Kabila’s Repression: A Consequence of UN Inaction

by Guest Blogger for Micah Zenko Friday, November 18, 2016
Congolese opposition supporters chant slogans during a march to press President Joseph Kabila to step down in the Democratic Republic of Congo's capital Kinshasa, September 19, 2016. (Katombe/Reuters)

Susanna Kalaris an intern in the Center for Preventive Action at the Council on Foreign Relations.

As Americans flocked to polling stations on November 8, United Nations peacekeepers in the Democratic Republic of the Congo (DRC) were hit by a grenade blast that killed one and injured thirty-two others. Since 1999, the United Nations Organization Mission in the Democratic Republic of the Congo (MONUC), and its successor, MONUSCO, have deployed peacekeepers to implement a ceasefire, disarm combatants, and protect civilians following an international war that killed an estimated 5.4 million people between 1996 and 2003 and plunged the country into economic and political chaos. Yet despite more than seventeen years, twelve billion dollars spent, and twenty-thousand personnel dispatched across the country, the peacekeeping missions have left an unfulfilled mandate and a local government that recognizes and profits from its failures. President Joseph Kabila and his government are emboldened to maintain the political status quo; while peacekeeping troops struggle to contain violence, the government violates democratic processes and civil rights with impunity, knowing MONUSCO will not stop it anytime soon. Read more »

U.S. Airstrikes in Iraq and Syria, Versus Drone Strikes in Pakistan, Yemen, and Somalia

by Micah Zenko Thursday, November 10, 2016
A U.S. Air Force MQ-1 Predator unmanned aerial vehicle assigned to the California Air National Guard's 163rd Reconnaissance Wing undergoes a postflight inspection (Reuters/U.S. Air Force/Tech.
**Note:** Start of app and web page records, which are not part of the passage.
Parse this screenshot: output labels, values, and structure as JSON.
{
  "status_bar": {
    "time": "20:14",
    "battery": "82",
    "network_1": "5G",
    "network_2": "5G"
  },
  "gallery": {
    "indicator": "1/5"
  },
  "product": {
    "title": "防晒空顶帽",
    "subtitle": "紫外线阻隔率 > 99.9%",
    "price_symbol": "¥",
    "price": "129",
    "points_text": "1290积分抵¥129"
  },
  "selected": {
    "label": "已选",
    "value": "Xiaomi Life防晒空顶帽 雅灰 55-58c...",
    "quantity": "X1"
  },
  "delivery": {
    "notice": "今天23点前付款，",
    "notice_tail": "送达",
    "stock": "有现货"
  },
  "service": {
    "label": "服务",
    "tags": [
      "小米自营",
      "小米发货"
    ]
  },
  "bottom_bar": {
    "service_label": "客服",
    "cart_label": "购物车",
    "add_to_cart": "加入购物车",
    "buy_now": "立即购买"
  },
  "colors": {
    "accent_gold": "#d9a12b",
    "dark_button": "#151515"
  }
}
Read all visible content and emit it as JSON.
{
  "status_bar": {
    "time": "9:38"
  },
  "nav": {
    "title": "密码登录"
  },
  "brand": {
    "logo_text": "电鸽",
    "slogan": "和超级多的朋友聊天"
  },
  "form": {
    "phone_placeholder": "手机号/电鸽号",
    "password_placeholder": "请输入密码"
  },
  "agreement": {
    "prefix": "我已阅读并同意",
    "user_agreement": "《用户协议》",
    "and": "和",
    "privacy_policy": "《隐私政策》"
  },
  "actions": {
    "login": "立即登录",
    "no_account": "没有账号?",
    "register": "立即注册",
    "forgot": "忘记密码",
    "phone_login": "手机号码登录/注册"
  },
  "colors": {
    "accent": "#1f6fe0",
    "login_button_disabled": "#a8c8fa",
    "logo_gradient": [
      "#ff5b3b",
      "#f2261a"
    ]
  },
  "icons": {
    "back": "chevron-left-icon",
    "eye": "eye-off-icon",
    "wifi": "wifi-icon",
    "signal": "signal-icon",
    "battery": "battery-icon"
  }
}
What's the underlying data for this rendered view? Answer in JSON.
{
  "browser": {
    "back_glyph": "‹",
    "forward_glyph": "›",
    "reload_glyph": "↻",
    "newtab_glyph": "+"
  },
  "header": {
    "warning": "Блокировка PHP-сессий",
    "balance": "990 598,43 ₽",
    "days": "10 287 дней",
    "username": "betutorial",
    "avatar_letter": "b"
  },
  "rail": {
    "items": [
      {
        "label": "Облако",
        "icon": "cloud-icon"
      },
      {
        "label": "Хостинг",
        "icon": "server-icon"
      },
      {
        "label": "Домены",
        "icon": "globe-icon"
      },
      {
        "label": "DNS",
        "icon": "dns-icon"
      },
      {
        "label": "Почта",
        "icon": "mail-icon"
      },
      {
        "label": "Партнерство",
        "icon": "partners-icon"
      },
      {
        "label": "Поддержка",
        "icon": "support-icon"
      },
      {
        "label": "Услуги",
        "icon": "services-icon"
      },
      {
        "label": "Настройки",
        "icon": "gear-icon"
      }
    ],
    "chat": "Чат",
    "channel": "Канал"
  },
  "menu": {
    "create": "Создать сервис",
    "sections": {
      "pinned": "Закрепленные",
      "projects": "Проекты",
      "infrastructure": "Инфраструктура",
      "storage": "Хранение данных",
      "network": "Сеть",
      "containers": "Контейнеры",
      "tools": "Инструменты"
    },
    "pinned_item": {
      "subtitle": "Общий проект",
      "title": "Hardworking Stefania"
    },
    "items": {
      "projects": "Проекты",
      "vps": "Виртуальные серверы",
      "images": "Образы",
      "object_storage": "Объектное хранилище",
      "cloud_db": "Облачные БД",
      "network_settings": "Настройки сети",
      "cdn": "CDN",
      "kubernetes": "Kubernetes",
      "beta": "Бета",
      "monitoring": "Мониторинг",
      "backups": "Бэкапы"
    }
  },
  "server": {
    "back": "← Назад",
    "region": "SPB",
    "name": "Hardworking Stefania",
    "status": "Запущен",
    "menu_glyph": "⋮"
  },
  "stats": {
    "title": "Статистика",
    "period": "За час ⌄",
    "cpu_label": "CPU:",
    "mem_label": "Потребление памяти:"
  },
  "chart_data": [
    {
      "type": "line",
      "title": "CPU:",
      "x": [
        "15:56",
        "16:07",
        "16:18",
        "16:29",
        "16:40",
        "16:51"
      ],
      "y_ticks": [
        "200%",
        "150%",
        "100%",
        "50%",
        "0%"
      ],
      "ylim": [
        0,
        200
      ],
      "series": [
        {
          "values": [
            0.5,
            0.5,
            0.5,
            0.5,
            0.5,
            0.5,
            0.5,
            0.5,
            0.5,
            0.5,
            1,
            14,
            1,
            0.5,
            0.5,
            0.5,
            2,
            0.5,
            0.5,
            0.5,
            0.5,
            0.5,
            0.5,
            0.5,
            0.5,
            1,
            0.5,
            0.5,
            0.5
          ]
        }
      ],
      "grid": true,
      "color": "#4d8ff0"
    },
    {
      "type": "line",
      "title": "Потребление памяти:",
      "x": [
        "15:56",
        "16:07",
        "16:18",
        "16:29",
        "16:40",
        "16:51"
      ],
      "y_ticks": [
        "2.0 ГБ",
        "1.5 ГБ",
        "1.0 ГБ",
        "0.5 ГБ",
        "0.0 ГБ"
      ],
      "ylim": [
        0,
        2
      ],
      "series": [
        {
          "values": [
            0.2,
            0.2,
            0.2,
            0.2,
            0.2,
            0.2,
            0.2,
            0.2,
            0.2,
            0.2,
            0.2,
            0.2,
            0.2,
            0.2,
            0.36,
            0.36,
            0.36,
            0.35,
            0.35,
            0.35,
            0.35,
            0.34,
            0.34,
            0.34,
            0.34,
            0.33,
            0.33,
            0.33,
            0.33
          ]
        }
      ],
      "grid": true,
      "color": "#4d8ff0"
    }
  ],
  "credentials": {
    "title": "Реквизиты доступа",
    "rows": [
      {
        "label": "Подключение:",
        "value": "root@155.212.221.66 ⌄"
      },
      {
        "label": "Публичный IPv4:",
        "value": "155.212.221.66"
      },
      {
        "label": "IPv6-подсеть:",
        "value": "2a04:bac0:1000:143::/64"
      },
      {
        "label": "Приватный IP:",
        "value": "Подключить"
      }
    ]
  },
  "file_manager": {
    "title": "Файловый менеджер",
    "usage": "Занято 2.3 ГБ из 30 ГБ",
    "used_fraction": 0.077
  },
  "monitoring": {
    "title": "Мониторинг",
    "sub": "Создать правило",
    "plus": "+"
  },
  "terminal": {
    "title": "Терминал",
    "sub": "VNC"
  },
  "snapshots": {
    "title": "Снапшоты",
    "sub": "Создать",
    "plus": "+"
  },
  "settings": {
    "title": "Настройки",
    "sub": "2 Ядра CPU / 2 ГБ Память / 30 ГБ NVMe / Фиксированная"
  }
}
Sgt. Effrain Lopez/Handout)

Yesterday, U.S. Central Command (CENTCOM) published an updated estimate of civilian casualties from U.S. airstrikes in Iraq and Syria. Previously, the Pentagon had acknowledged just 55 civilian casualties for the air war that began in August 2014. The new CENTCOM estimate listed a total of 24 civilian casualty incidents, which “regrettably may have killed 64 civilians.” This makes the new official estimate of civilian fatalities 119. Read more »

How Everything Became War: A Conversation With Rosa Brooks

by Micah Zenko Monday, November 7, 2016
How Everything Became War and the Military Became Everything, by Rosa Brooks (Simon & Schuster, 2016).

I was lucky enough to speak with Rosa Brooks about her recent book, How Everything Became War and the Military Became Everything: Tales From the Pentagon. Rosa is law professor at Georgetown University, a senior fellow at the New America Foundation, and a fellow columnist for Foreign Policy. We talk about her unique and compelling experiences at the Pentagon, where she served as a counselor to the undersecretary of defense for policy. Rosa also shares her thoughts on the role of retired military officers in election politics, and the difficulties (or lack thereof) in addressing the most pressing challenges to U.S. national security policy and law. She also gives some important advice for young policy professionals starting their careers. Read more »

Five Ways Trump’s Foreign Policy Would Be a Disaster

by Micah Zenko Thursday, November 3, 2016
Donald Trump and Hillary Clinton finish their third and final 2016 presidential campaign debate in Las Vegas, Nevada, October 19, 2016. (Blake/Reuters)

I have a new column today on Foreign Policy—“Trump Is Less Hawkish Than Hillary. Who Cares?”—which summarizes my evaluation of Hillary Clinton and Donald Trump’s foreign-policy positions. I have published a number of pieces focusing on both candidates, from Clinton’s call for a no-fly zone in Syria, to Trump’s convenient amnesia about strongly endorsing a U.S. ground intervention in Libya in February 2011. This campaign has been marked more by perceptions of the candidates’ behavior, temperaments, and familial or professional connections than actual policies. Read more »